|copyright Megan Kingsley Gale, 2011|
Saturday, May 26, 2012
What is Stress-Relief Acupuncture?
While all forms of acupuncture treatment relieve stress in some way, Stress-Relief Acupuncture referred to here is also called "five needle protocol" and is similar to the NADA protocol (see below). This protocol is 5 special points in each ear. These points are needled bilaterally in each person (each ear gets needles) for a total of 10 needles per person per treatment. (*1) This is a very powerful protocol that brings the body from "fight or flight" mode to "rest and digest" mode while the needles are in. It helps the body remember what it is like to be in "rest and digest" mode. This protocol has been very effective in Disaster Relief clinics (see the work by Acupuncturists without Borders) and is being used in Military Stress Recovery Project Clinics. It aids in recovery from shock. Some people experience pain relief and better sleep as side effects of the treatment (see Testimonials page). Remember, the main purpose of the Stress-Relief Acupuncture treatment is to remind the body how to be in the "rest and digest" mode (aka parasympathetic state). It reminds the body and mind how to come out of the "fight or flight" (sympathetic) mode. The parasympathetic state is essential to quality sleep. Quality sleep leads to better memory and overall body function and strength. Quality sleep is essential to resilience.

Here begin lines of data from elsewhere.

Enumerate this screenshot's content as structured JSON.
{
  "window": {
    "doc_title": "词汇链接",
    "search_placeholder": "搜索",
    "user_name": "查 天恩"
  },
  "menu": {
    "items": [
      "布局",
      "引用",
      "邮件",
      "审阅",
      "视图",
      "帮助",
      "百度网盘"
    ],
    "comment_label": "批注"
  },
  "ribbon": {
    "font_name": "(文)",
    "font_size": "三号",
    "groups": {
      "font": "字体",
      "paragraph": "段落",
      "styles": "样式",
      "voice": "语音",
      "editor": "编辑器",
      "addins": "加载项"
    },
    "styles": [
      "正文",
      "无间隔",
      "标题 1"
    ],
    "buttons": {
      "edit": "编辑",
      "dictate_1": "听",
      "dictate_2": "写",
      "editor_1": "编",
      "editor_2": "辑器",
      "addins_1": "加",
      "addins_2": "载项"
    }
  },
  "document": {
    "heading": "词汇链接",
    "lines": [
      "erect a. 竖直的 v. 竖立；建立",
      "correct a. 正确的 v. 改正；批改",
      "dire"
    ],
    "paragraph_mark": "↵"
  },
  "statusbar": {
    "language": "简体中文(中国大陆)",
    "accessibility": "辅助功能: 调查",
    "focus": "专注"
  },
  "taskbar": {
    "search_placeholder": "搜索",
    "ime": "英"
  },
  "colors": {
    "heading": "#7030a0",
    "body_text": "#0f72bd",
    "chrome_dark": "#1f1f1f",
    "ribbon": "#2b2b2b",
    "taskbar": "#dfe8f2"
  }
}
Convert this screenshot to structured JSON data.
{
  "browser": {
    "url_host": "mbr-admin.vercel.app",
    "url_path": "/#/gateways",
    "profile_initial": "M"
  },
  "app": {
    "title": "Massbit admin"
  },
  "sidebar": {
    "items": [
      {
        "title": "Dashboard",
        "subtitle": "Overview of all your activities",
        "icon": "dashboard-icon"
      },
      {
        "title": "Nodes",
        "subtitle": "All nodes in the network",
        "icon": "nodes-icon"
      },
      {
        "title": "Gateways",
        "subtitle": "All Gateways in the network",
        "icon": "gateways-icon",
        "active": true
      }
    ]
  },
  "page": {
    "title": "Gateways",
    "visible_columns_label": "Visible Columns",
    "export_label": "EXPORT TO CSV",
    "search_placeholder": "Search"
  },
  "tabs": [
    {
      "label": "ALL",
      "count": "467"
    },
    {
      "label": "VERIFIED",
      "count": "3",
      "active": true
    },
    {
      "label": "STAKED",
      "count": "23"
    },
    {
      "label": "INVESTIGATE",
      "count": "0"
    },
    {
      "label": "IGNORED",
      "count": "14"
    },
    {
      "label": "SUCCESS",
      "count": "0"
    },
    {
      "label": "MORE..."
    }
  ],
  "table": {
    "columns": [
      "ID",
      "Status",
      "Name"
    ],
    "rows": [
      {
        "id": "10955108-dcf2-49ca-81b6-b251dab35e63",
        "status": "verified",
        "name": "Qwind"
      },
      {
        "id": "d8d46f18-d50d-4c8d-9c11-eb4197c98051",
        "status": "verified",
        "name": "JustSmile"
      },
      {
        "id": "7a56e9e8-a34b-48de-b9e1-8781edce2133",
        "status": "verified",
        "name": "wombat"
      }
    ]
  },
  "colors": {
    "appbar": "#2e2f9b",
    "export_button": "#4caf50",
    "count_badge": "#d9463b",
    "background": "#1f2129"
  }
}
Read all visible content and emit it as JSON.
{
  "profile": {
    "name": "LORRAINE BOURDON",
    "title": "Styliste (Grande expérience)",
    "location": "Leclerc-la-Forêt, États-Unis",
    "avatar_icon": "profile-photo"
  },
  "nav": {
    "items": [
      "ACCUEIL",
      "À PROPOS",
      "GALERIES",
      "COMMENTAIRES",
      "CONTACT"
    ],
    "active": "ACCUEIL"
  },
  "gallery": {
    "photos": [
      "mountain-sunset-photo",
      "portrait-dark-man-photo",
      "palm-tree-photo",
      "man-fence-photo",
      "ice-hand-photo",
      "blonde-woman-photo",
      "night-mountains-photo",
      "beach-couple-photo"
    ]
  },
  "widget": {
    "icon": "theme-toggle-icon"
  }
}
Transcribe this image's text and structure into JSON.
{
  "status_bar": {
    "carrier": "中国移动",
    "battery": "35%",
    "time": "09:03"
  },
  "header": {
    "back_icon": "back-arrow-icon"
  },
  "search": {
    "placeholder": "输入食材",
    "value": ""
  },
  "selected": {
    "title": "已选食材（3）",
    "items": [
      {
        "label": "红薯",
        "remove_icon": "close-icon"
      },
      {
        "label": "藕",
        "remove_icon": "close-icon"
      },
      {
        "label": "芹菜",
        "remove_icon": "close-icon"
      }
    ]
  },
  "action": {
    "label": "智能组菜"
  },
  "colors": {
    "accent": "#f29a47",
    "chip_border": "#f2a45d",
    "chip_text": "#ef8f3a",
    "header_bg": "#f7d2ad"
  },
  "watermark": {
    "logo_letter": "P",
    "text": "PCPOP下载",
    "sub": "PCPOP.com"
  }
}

*1: Accommodations are made for those who have an injured ear or are wearing hearing devices that obstruct the auricle, as appropriate.
Stress-Relief Acupuncture is used in the De-Stress Vets clinic and other Military Stress Recovery Project clinics across the country.
Acu-tack Courses: Stress-relief Resources for Corpsmen and Medics
For information about an even simpler protocol available to corpsmen, medics, and other deploy-able military medical personnel (nurses, physicians, and so on), please see the Acu-tack for Stress Relief and Acu-tack for Pain Relief courses. The Acu-tack courses are designed as a front-line intervention to treat the symptoms of combat stress and pain as soon as possible by putting this simple protocol in the hands of the front-line medic and corpsman. The sooner the cycle of pain, stress, and insomnia can be disrupted, the greater resilience and healing can kick in. Thereby reducing the long-term effects of stress and reducing the occurrence of the related long-term stress reaction disorder, PTSD (post traumatic stress disorder).
--Megan Kingsley Gale, EAMP/L.Ac.